Coastal Walk: Fort George to Fisherton (and back)
Date: Sunday 7th February 2016
Company: Just myself
Distance: 17.5km, Ascent: 100m
Sunday morning in Kintail was once again wet
. I decided to head for home hoping that the weather would improve en-route to allow for
either a hill ascent or a coastal walk. The weather did look better to the East of Loch Ness. By the time I reached Inverness, I decided to undertake a coastal walk.
Having previously walked the full length of coast from Aberdeen to Culbin, I now needed to walk a section somewhere between Culbin and Inverness. I opted to drive to, and start from, Fort George which is one of the most outstanding fortifications in Europe. It was built in the wake of the Battle of Culloden (1746) as a base for King George II’s army. It took 21 years to complete, by which time the Jacobite threat had been largely extinguished.
On arrival at Fort George, I parked in the visitor's car park.
From the car park, I decided to walk round the outer wall of Fort George prior to turning round and heading along the coast towards Ardersier.
At the prow of Fort George, I saw a large flock of Oystercatcher. This section of coast is reknowned for spotting dolphins especially across the Moray Firth at Chanonry Point, circa 1km away. Unfortunately, I saw no dolphins on this visit.
Chanonry Point from Fort George:
Kessock Bridge and Chanonry Point (zoom):
Prior to walking the coastal track from Fort George to Ardersier, I popped
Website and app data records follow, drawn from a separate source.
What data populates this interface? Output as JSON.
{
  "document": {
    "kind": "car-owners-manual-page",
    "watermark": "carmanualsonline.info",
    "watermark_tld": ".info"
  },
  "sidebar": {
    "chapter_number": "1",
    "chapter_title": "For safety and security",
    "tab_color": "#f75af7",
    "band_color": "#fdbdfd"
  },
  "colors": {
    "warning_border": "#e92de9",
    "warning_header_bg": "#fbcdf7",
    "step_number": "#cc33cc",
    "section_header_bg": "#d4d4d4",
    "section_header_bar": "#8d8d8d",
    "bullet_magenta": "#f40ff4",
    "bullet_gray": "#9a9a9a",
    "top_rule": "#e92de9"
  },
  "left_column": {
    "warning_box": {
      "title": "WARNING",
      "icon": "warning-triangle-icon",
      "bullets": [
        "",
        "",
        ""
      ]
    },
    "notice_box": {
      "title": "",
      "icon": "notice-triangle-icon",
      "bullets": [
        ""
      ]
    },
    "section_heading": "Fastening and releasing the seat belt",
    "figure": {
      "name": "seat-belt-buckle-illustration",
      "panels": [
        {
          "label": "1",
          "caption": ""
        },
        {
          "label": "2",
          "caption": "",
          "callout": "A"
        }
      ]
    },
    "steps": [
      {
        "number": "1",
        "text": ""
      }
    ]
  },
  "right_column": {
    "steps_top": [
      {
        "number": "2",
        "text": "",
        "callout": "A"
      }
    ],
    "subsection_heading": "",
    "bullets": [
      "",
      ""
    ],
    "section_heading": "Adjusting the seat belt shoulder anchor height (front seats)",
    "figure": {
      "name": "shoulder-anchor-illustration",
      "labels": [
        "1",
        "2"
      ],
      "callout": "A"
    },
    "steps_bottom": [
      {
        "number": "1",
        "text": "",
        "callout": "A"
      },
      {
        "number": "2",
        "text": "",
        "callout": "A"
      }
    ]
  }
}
inside the outer wall of Fort George for a look around. I last visited Fort
George in 1997 and recall doing the army assault course and having an excellent meal there afterwards. This was part of an Executive Stretch weekend which also involved
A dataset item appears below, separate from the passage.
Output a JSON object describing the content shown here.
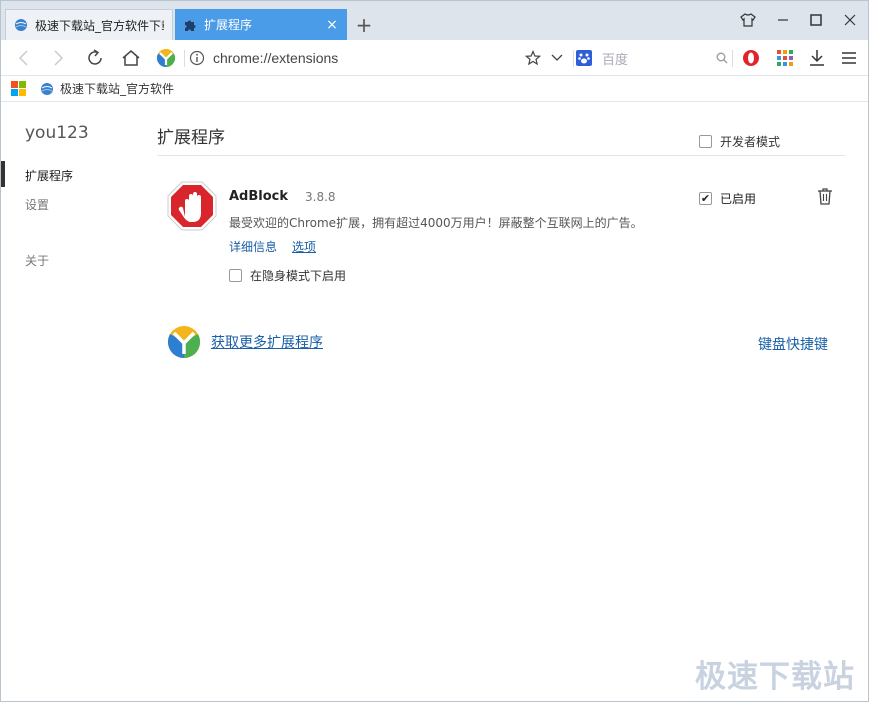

building a raft, building a pontoon bridge, climbing a large tree while
roped together, dealing with a staged car accident, etc. oh yes and sleeping out under a tarp in a thunderstorm
with army rations for breakfast.
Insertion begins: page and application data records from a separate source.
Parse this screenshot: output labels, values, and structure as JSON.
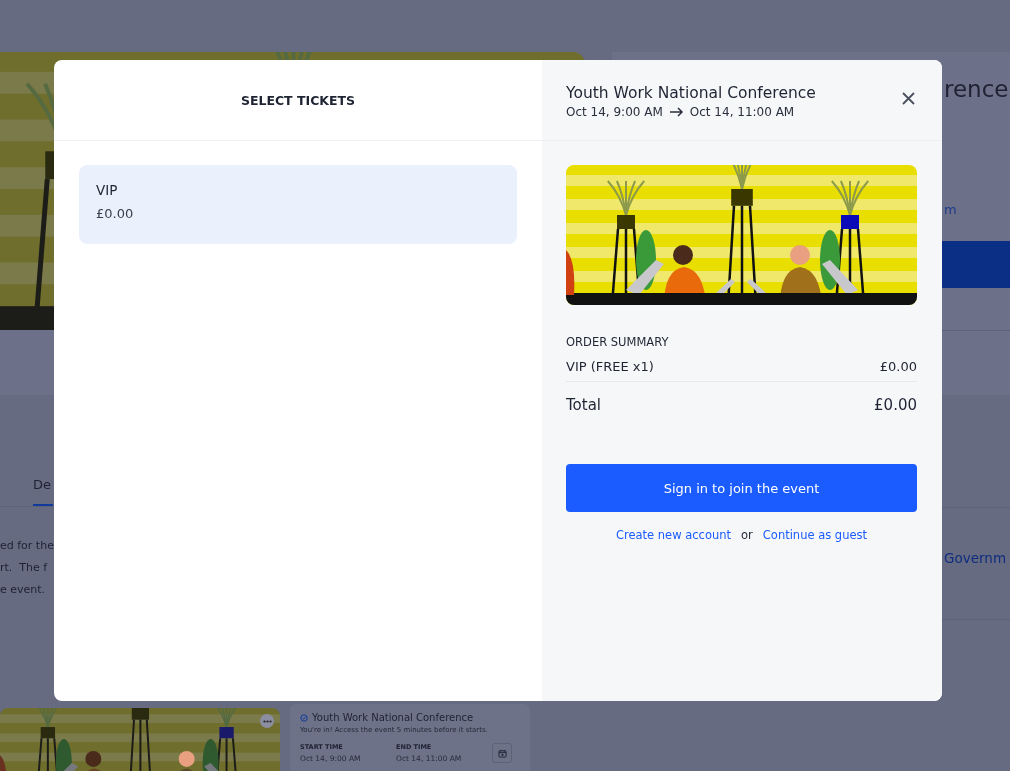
{
  "background_page": {
    "event_title": "rence",
    "link_text": "m",
    "tabs": [
      {
        "label": "De",
        "selected": true
      }
    ],
    "description_lines": [
      "ed for the",
      "rt.  The f",
      "e event."
    ],
    "organizer": "Governm",
    "event_card": {
      "title": "Youth Work National Conference",
      "subtitle": "You're in! Access the event 5 minutes before it starts.",
      "start_label": "START TIME",
      "start_value": "Oct 14, 9:00 AM",
      "end_label": "END TIME",
      "end_value": "Oct 14, 11:00 AM"
    }
  },
  "modal": {
    "left_title": "SELECT TICKETS",
    "tickets": [
      {
        "name": "VIP",
        "price": "£0.00",
        "selected": true
      }
    ],
    "event_title": "Youth Work National Conference",
    "start": "Oct 14, 9:00 AM",
    "end": "Oct 14, 11:00 AM",
    "order_summary": {
      "heading": "ORDER SUMMARY",
      "items": [
        {
          "label": "VIP (FREE x1)",
          "amount": "£0.00"
        }
      ],
      "total_label": "Total",
      "total_amount": "£0.00"
    },
    "primary_action": "Sign in to join the event",
    "links": [
      {
        "label": "Create new account"
      },
      {
        "label": "Continue as guest"
      }
    ],
    "separator": "or"
  }
}
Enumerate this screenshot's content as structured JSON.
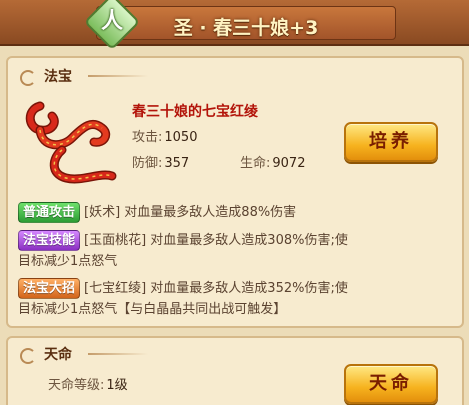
{
  "header": {
    "badge_char": "人",
    "title": "圣 · 春三十娘+3"
  },
  "treasure_section": {
    "title": "法宝",
    "item_name": "春三十娘的七宝红绫",
    "attack_label": "攻击:",
    "attack_value": "1050",
    "defense_label": "防御:",
    "defense_value": "357",
    "life_label": "生命:",
    "life_value": "9072",
    "train_button": "培养",
    "icon": "red-silk-ribbon-icon"
  },
  "skills": [
    {
      "tag": "普通攻击",
      "color": "#3aa83c",
      "line1": "[妖术] 对血量最多敌人造成88%伤害",
      "line2": ""
    },
    {
      "tag": "法宝技能",
      "color": "#9b3ad0",
      "line1": "[玉面桃花] 对血量最多敌人造成308%伤害;使",
      "line2": "目标减少1点怒气"
    },
    {
      "tag": "法宝大招",
      "color": "#dc7224",
      "line1": "[七宝红绫] 对血量最多敌人造成352%伤害;使",
      "line2": "目标减少1点怒气【与白晶晶共同出战可触发】"
    }
  ],
  "fate_section": {
    "title": "天命",
    "level_label": "天命等级:",
    "level_value": "1级",
    "button": "天命"
  }
}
Myself inside Fort George almost 20 years ago:
Main Entrance to Fort George:
After having a good look around, I exited Fort George and began the walk towards Ardersier.
Looking towards Ardersier from Fort George:
During the walk from Fort George to Ardersier, I passed numerous dog walkers. I also met a girl that I had rock climbed with back in 2007. Small world.
Walking the coastal path from Fort George to Ardersier:
On reaching Ardersier, I stuck to the shore as much as possible only leaving it briefly to photograph a dolphin sculpture.
Dolphins in Ardersier:
Snowy mountains across the Moray Firth:
On reaching the far end of Ardersier, I had to reverse back a short section and walk along the road before entering a field to get back down to the shore.
Sign at Ardersier Bay:
As I was now walking along farmland, I expected to have to climb numerous fences or clamber over numerous gates. I had to do neither as the long grassy field continues unineterrupted for several kilometres.
Coast beyond Ardersier:
Looking across the Moray Firth:
Looking back to Fort George (zoom):
During the walk from Ardersier to Fisherton, I passed numerous birds including a flock of at least 50 curlew.
Grassy walk from Ardersier towards Easterton:
Looking back to Fort George (zoom):
Following the shoreline:
It would be difficult to exit this stretch of coast other than at Ardersier and at Fisherton as there is lots of gorse, a steep bank and a barbed-wire fence at the top.
A short distance beyond the houses at Easterton, I turned back on reaching a large post. My next section of coast will therefore be from Alturlie Point to this post.
After walking back a few hundred metres, I followed a grassy ramp leading up to a farm with a couple of very large containers. I have no idea as to the purpose of these containers but they are massive. I could see them from Fort George, circa 7km away.
Large containers at Easterton:
I then walked back along the B9039 as far as Ardersier before walking back along the coastal path from Ardersier to Fort George. The camera stayed in its bag for much of the way back as it started raining heavily.
I am now looking forward to returning to this section of coast to walk east of Fort George and west of Fisherton.